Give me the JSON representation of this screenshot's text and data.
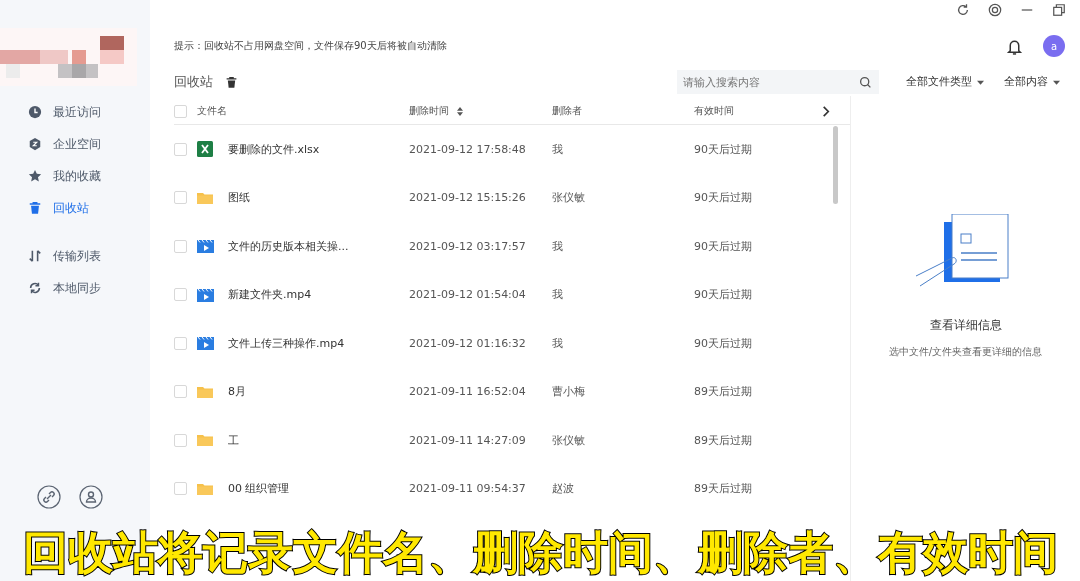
{
  "sidebar": {
    "sections": [
      {
        "items": [
          {
            "label": "最近访问",
            "selected": false
          },
          {
            "label": "企业空间",
            "selected": false
          },
          {
            "label": "我的收藏",
            "selected": false
          },
          {
            "label": "回收站",
            "selected": true
          }
        ]
      },
      {
        "items": [
          {
            "label": "传输列表",
            "selected": false
          },
          {
            "label": "本地同步",
            "selected": false
          }
        ]
      }
    ]
  },
  "header": {
    "tip": "提示：回收站不占用网盘空间，文件保存90天后将被自动清除",
    "avatar": "a"
  },
  "toolbar": {
    "title": "回收站",
    "search": {
      "placeholder": "请输入搜索内容"
    },
    "filters": [
      "全部文件类型",
      "全部内容"
    ]
  },
  "table": {
    "header_checked": false,
    "columns": [
      {
        "label": "文件名",
        "sortable": false
      },
      {
        "label": "删除时间",
        "sortable": true
      },
      {
        "label": "删除者",
        "sortable": false
      },
      {
        "label": "有效时间",
        "sortable": false
      }
    ],
    "rows": [
      {
        "kind": "excel",
        "name": "要删除的文件.xlsx",
        "time": "2021-09-12 17:58:48",
        "by": "我",
        "valid": "90天后过期",
        "checked": false
      },
      {
        "kind": "folder",
        "name": "图纸",
        "time": "2021-09-12 15:15:26",
        "by": "张仪敏",
        "valid": "90天后过期",
        "checked": false
      },
      {
        "kind": "video",
        "name": "文件的历史版本相关操...",
        "time": "2021-09-12 03:17:57",
        "by": "我",
        "valid": "90天后过期",
        "checked": false
      },
      {
        "kind": "video",
        "name": "新建文件夹.mp4",
        "time": "2021-09-12 01:54:04",
        "by": "我",
        "valid": "90天后过期",
        "checked": false
      },
      {
        "kind": "video",
        "name": "文件上传三种操作.mp4",
        "time": "2021-09-12 01:16:32",
        "by": "我",
        "valid": "90天后过期",
        "checked": false
      },
      {
        "kind": "folder",
        "name": "8月",
        "time": "2021-09-11 16:52:04",
        "by": "曹小梅",
        "valid": "89天后过期",
        "checked": false
      },
      {
        "kind": "folder",
        "name": "工",
        "time": "2021-09-11 14:27:09",
        "by": "张仪敏",
        "valid": "89天后过期",
        "checked": false
      },
      {
        "kind": "folder",
        "name": "00 组织管理",
        "time": "2021-09-11 09:54:37",
        "by": "赵波",
        "valid": "89天后过期",
        "checked": false
      }
    ]
  },
  "detail": {
    "title": "查看详细信息",
    "hint": "选中文件/文件夹查看更详细的信息"
  },
  "caption": "回收站将记录文件名、删除时间、删除者、有效时间"
}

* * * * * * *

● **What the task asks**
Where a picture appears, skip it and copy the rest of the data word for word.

● **Task result**
Give me the JSON representation of this screenshot's text and data.
{
  "sidebar": {
    "sections": [
      {
        "items": [
          {
            "label": "最近访问",
            "selected": false
          },
          {
            "label": "企业空间",
            "selected": false
          },
          {
            "label": "我的收藏",
            "selected": false
          },
          {
            "label": "回收站",
            "selected": true
          }
        ]
      },
      {
        "items": [
          {
            "label": "传输列表",
            "selected": false
          },
          {
            "label": "本地同步",
            "selected": false
          }
        ]
      }
    ]
  },
  "header": {
    "tip": "提示：回收站不占用网盘空间，文件保存90天后将被自动清除",
    "avatar": "a"
  },
  "toolbar": {
    "title": "回收站",
    "search": {
      "placeholder": "请输入搜索内容"
    },
    "filters": [
      "全部文件类型",
      "全部内容"
    ]
  },
  "table": {
    "header_checked": false,
    "columns": [
      {
        "label": "文件名",
        "sortable": false
      },
      {
        "label": "删除时间",
        "sortable": true
      },
      {
        "label": "删除者",
        "sortable": false
      },
      {
        "label": "有效时间",
        "sortable": false
      }
    ],
    "rows": [
      {
        "kind": "excel",
        "name": "要删除的文件.xlsx",
        "time": "2021-09-12 17:58:48",
        "by": "我",
        "valid": "90天后过期",
        "checked": false
      },
      {
        "kind": "folder",
        "name": "图纸",
        "time": "2021-09-12 15:15:26",
        "by": "张仪敏",
        "valid": "90天后过期",
        "checked": false
      },
      {
        "kind": "video",
        "name": "文件的历史版本相关操...",
        "time": "2021-09-12 03:17:57",
        "by": "我",
        "valid": "90天后过期",
        "checked": false
      },
      {
        "kind": "video",
        "name": "新建文件夹.mp4",
        "time": "2021-09-12 01:54:04",
        "by": "我",
        "valid": "90天后过期",
        "checked": false
      },
      {
        "kind": "video",
        "name": "文件上传三种操作.mp4",
        "time": "2021-09-12 01:16:32",
        "by": "我",
        "valid": "90天后过期",
        "checked": false
      },
      {
        "kind": "folder",
        "name": "8月",
        "time": "2021-09-11 16:52:04",
        "by": "曹小梅",
        "valid": "89天后过期",
        "checked": false
      },
      {
        "kind": "folder",
        "name": "工",
        "time": "2021-09-11 14:27:09",
        "by": "张仪敏",
        "valid": "89天后过期",
        "checked": false
      },
      {
        "kind": "folder",
        "name": "00 组织管理",
        "time": "2021-09-11 09:54:37",
        "by": "赵波",
        "valid": "89天后过期",
        "checked": false
      }
    ]
  },
  "detail": {
    "title": "查看详细信息",
    "hint": "选中文件/文件夹查看更详细的信息"
  },
  "caption": "回收站将记录文件名、删除时间、删除者、有效时间"
}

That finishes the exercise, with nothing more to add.